Wireless multiroom audio remains a boom area, with 2.8 million speakers shipping last year. This is no longer the sole province of Sonos; Amazon and Google (thanks to its Cast technology) and Airplay 2 from Apple are all making multiroom an easy addition to the home. In addition to speakers themselves, there is an increasing number of soundbars, Hi-Fi’s, and other audio devices now featuring the ability to hook up to a network to offer multiroom audio options.
Wireless speakers are not the only engine of growth in the home audio market though. There remains strong appetite for soundbars. Futuresource anticipates that 18 million units will ship globally this year, up 7 percent on 2017. The average price grew by 12 percent last year to $263. People are prepared to spend more on their soundbar these days to enjoy the additional benefits brought by features such as Dolby Atmos and WiFi connectivity. Soundbars will also start to interface with the smart home, and we figure that a third of soundbars that sell in 2022 will also feature voice assistance.
The continued mass migration to streaming music services, coupled with the smart functionality now available in wireless speakers, is making this a new golden age for audio.
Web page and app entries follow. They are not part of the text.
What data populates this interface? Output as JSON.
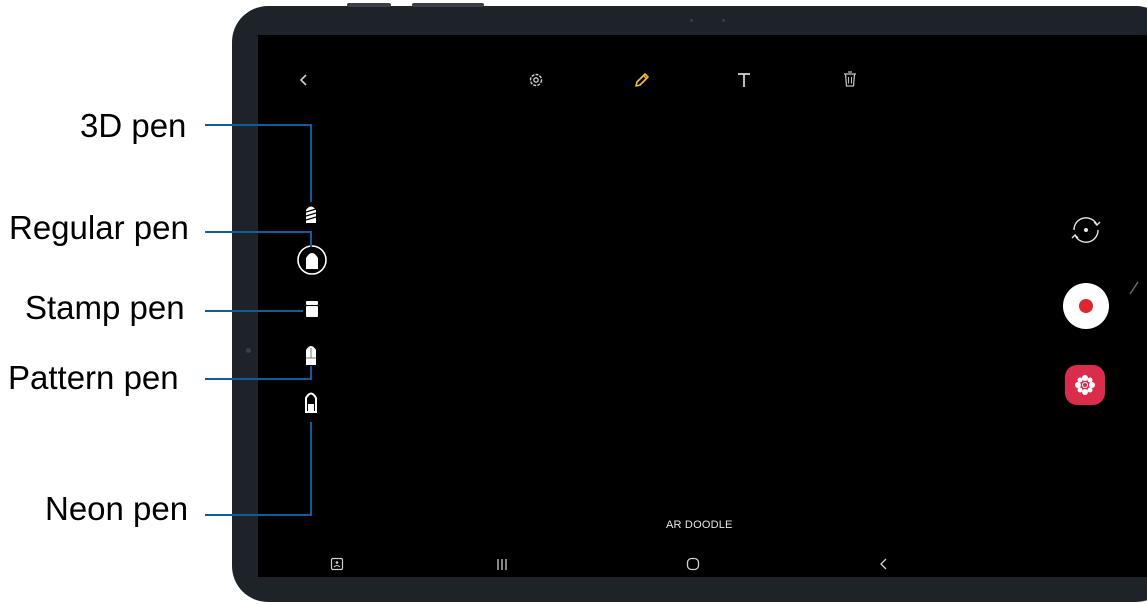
{
  "toolbar": {
    "back_icon": "back-chevron-icon",
    "settings_icon": "gear-icon",
    "pen_icon": "pencil-icon",
    "text_icon": "text-T-icon",
    "delete_icon": "trash-icon",
    "pen_color": "#f2c31b"
  },
  "pens": [
    {
      "label": "3D pen",
      "icon": "3d-pen-icon"
    },
    {
      "label": "Regular pen",
      "icon": "regular-pen-icon",
      "selected": true
    },
    {
      "label": "Stamp pen",
      "icon": "stamp-pen-icon"
    },
    {
      "label": "Pattern pen",
      "icon": "pattern-pen-icon"
    },
    {
      "label": "Neon pen",
      "icon": "neon-pen-icon"
    }
  ],
  "right_controls": {
    "switch_camera_icon": "camera-switch-icon",
    "record_icon": "record-icon",
    "sticker_icon": "sticker-icon",
    "record_color": "#e0262d",
    "sticker_color": "#d92d4b"
  },
  "mode_label": "AR DOODLE",
  "nav_bar": [
    "screenshot-icon",
    "recent-apps-icon",
    "home-icon",
    "back-icon"
  ],
  "callout_line_color": "#0d5e9d"
}
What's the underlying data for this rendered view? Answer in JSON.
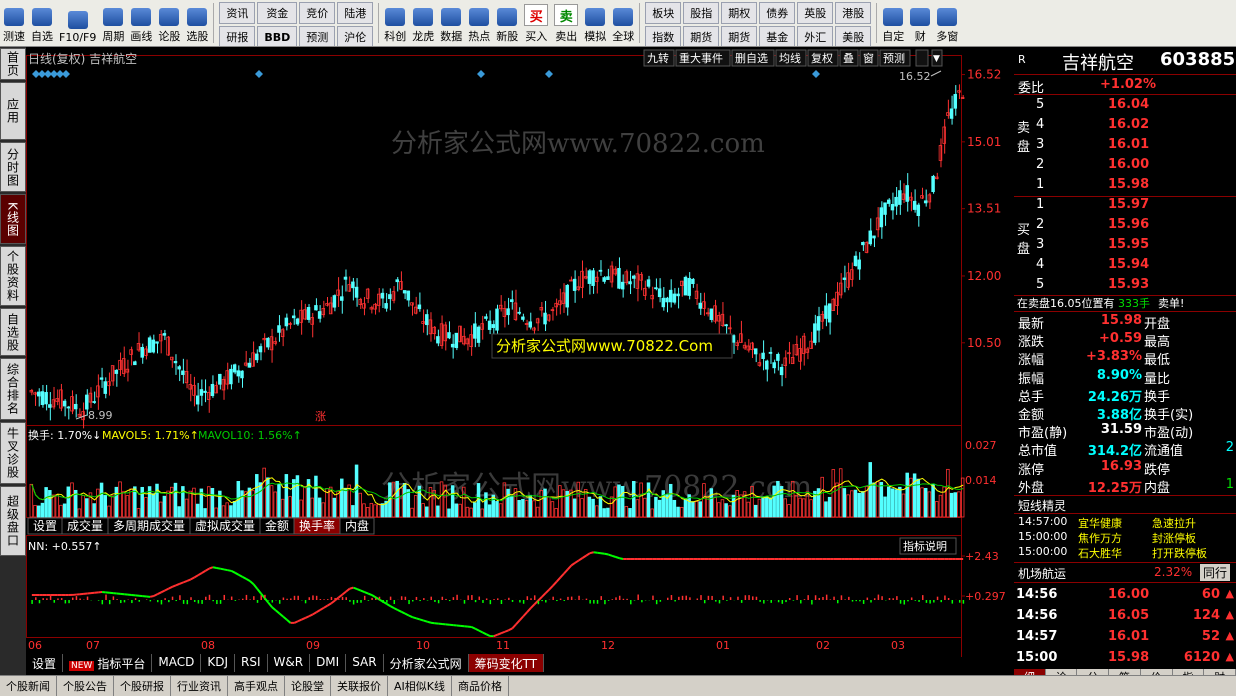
{
  "toolbar": {
    "left_buttons": [
      {
        "name": "test-button",
        "label": "测速",
        "icon": "speed-icon"
      },
      {
        "name": "selfselect-button",
        "label": "自选",
        "icon": "star-icon"
      },
      {
        "name": "f10-button",
        "label": "F10/F9",
        "icon": "f10-icon"
      },
      {
        "name": "period-button",
        "label": "周期",
        "icon": "clock-icon"
      },
      {
        "name": "draw-button",
        "label": "画线",
        "icon": "pencil-icon"
      },
      {
        "name": "stockforum-button",
        "label": "论股",
        "icon": "forum-icon"
      },
      {
        "name": "selectstock-button",
        "label": "选股",
        "icon": "magnifier-icon"
      }
    ],
    "grid1": [
      [
        "资讯",
        "研报"
      ],
      [
        "资金",
        "BBD"
      ],
      [
        "竞价",
        "预测"
      ],
      [
        "陆港",
        "沪伦"
      ]
    ],
    "mid_buttons": [
      {
        "name": "kechuang-button",
        "label": "科创",
        "icon": "chart-icon"
      },
      {
        "name": "dragontiger-button",
        "label": "龙虎",
        "icon": "dragon-icon"
      },
      {
        "name": "data-button",
        "label": "数据",
        "icon": "pe-icon"
      },
      {
        "name": "hotspot-button",
        "label": "热点",
        "icon": "fire-icon"
      },
      {
        "name": "ipo-button",
        "label": "新股",
        "icon": "ipo-icon"
      },
      {
        "name": "buy-button",
        "label": "买入",
        "icon": "buy-icon",
        "glyph": "买"
      },
      {
        "name": "sell-button",
        "label": "卖出",
        "icon": "sell-icon",
        "glyph": "卖"
      },
      {
        "name": "simulate-button",
        "label": "模拟",
        "icon": "hammer-icon"
      },
      {
        "name": "global-button",
        "label": "全球",
        "icon": "globe-icon"
      }
    ],
    "grid2": [
      [
        "板块",
        "指数"
      ],
      [
        "股指",
        "期货"
      ],
      [
        "期权",
        "期货"
      ],
      [
        "债券",
        "基金"
      ],
      [
        "英股",
        "外汇"
      ],
      [
        "港股",
        "美股"
      ]
    ],
    "right_buttons": [
      {
        "name": "custom-button",
        "label": "自定",
        "icon": "edit-icon"
      },
      {
        "name": "finance-button",
        "label": "财",
        "icon": "money-icon"
      },
      {
        "name": "multi-button",
        "label": "多窗",
        "icon": "window-icon"
      }
    ]
  },
  "leftnav": [
    {
      "label": "首页",
      "active": false
    },
    {
      "label": "应用",
      "active": false
    },
    {
      "label": "分时图",
      "active": false
    },
    {
      "label": "K线图",
      "active": true
    },
    {
      "label": "个股资料",
      "active": false
    },
    {
      "label": "自选股",
      "active": false
    },
    {
      "label": "综合排名",
      "active": false
    },
    {
      "label": "牛叉诊股",
      "active": false
    },
    {
      "label": "超级盘口",
      "active": false
    }
  ],
  "chart": {
    "header": "日线(复权)  吉祥航空",
    "header_buttons": [
      "九转",
      "重大事件",
      "删自选",
      "均线",
      "复权",
      "叠",
      "窗",
      "预测"
    ],
    "max_label": "16.52",
    "min_label": "8.99",
    "price_axis": [
      "16.52",
      "15.01",
      "13.51",
      "12.00",
      "10.50"
    ],
    "limit_badge": "涨",
    "watermark1": "分析家公式网www.70822.com",
    "watermark2": "分析家公式网www.70822.Com",
    "watermark3": "分析家公式网www.70822.com",
    "vol_header": {
      "a": "换手: 1.70%↓",
      "b": "MAVOL5: 1.71%↑",
      "c": "MAVOL10: 1.56%↑"
    },
    "vol_axis": [
      "0.027",
      "0.014"
    ],
    "vol_tabs": [
      "设置",
      "成交量",
      "多周期成交量",
      "虚拟成交量",
      "金额",
      "换手率",
      "内盘"
    ],
    "vol_tab_active": "换手率",
    "nn_header": "NN: +0.557↑",
    "nn_btn": "指标说明",
    "nn_axis": [
      "+2.43",
      "+0.297"
    ],
    "months": [
      "06",
      "07",
      "08",
      "09",
      "10",
      "11",
      "12",
      "01",
      "02",
      "03"
    ],
    "colors": {
      "up": "#ff3232",
      "down": "#54ffff",
      "nn_up": "#ff3030",
      "nn_down": "#00ff00",
      "grid": "#8b0000"
    }
  },
  "bottom_tabs": [
    "设置",
    "指标平台",
    "MACD",
    "KDJ",
    "RSI",
    "W&R",
    "DMI",
    "SAR",
    "分析家公式网",
    "筹码变化TT"
  ],
  "bottom_new": "NEW",
  "bottom_tabs2": [
    "个股新闻",
    "个股公告",
    "个股研报",
    "行业资讯",
    "高手观点",
    "论股堂",
    "关联报价",
    "AI相似K线",
    "商品价格"
  ],
  "quote": {
    "mark": "R",
    "name": "吉祥航空",
    "code": "603885",
    "weibi_label": "委比",
    "weibi": "+1.02%",
    "sell_label": "卖盘",
    "buy_label": "买盘",
    "sells": [
      {
        "n": "5",
        "p": "16.04"
      },
      {
        "n": "4",
        "p": "16.02"
      },
      {
        "n": "3",
        "p": "16.01"
      },
      {
        "n": "2",
        "p": "16.00"
      },
      {
        "n": "1",
        "p": "15.98"
      }
    ],
    "buys": [
      {
        "n": "1",
        "p": "15.97"
      },
      {
        "n": "2",
        "p": "15.96"
      },
      {
        "n": "3",
        "p": "15.95"
      },
      {
        "n": "4",
        "p": "15.94"
      },
      {
        "n": "5",
        "p": "15.93"
      }
    ],
    "notice": {
      "a": "在卖盘",
      "b": "16.05",
      "c": "位置有",
      "d": "333手",
      "e": "卖单!"
    },
    "stats": [
      {
        "l": "最新",
        "v": "15.98",
        "r": "开盘",
        "c": "red"
      },
      {
        "l": "涨跌",
        "v": "+0.59",
        "r": "最高",
        "c": "red"
      },
      {
        "l": "涨幅",
        "v": "+3.83%",
        "r": "最低",
        "c": "red"
      },
      {
        "l": "振幅",
        "v": "8.90%",
        "r": "量比",
        "c": "cyn"
      },
      {
        "l": "总手",
        "v": "24.26万",
        "r": "换手",
        "c": "cyn"
      },
      {
        "l": "金额",
        "v": "3.88亿",
        "r": "换手(实)",
        "c": "cyn"
      },
      {
        "l": "市盈(静)",
        "v": "31.59",
        "r": "市盈(动)",
        "c": "wht"
      },
      {
        "l": "总市值",
        "v": "314.2亿",
        "r": "流通值",
        "c": "cyn",
        "rv": "2"
      },
      {
        "l": "涨停",
        "v": "16.93",
        "r": "跌停",
        "c": "red"
      },
      {
        "l": "外盘",
        "v": "12.25万",
        "r": "内盘",
        "c": "red",
        "rv": "1"
      }
    ],
    "spirit_title": "短线精灵",
    "spirit": [
      {
        "t": "14:57:00",
        "s": "宜华健康",
        "e": "急速拉升"
      },
      {
        "t": "15:00:00",
        "s": "焦作万方",
        "e": "封涨停板"
      },
      {
        "t": "15:00:00",
        "s": "石大胜华",
        "e": "打开跌停板"
      }
    ],
    "sector": {
      "name": "机场航运",
      "pct": "2.32%",
      "btn": "同行"
    },
    "ticks": [
      {
        "t": "14:56",
        "p": "16.00",
        "v": "60",
        "d": "up"
      },
      {
        "t": "14:56",
        "p": "16.05",
        "v": "124",
        "d": "up"
      },
      {
        "t": "14:57",
        "p": "16.01",
        "v": "52",
        "d": "up"
      },
      {
        "t": "15:00",
        "p": "15.98",
        "v": "6120",
        "d": "up"
      }
    ],
    "bottom_tabs": [
      "细",
      "诊",
      "分",
      "笔",
      "价",
      "指",
      "财"
    ]
  }
}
Jack Wetherill is Principal Analyst, Home Electronics at Futuresource Consulting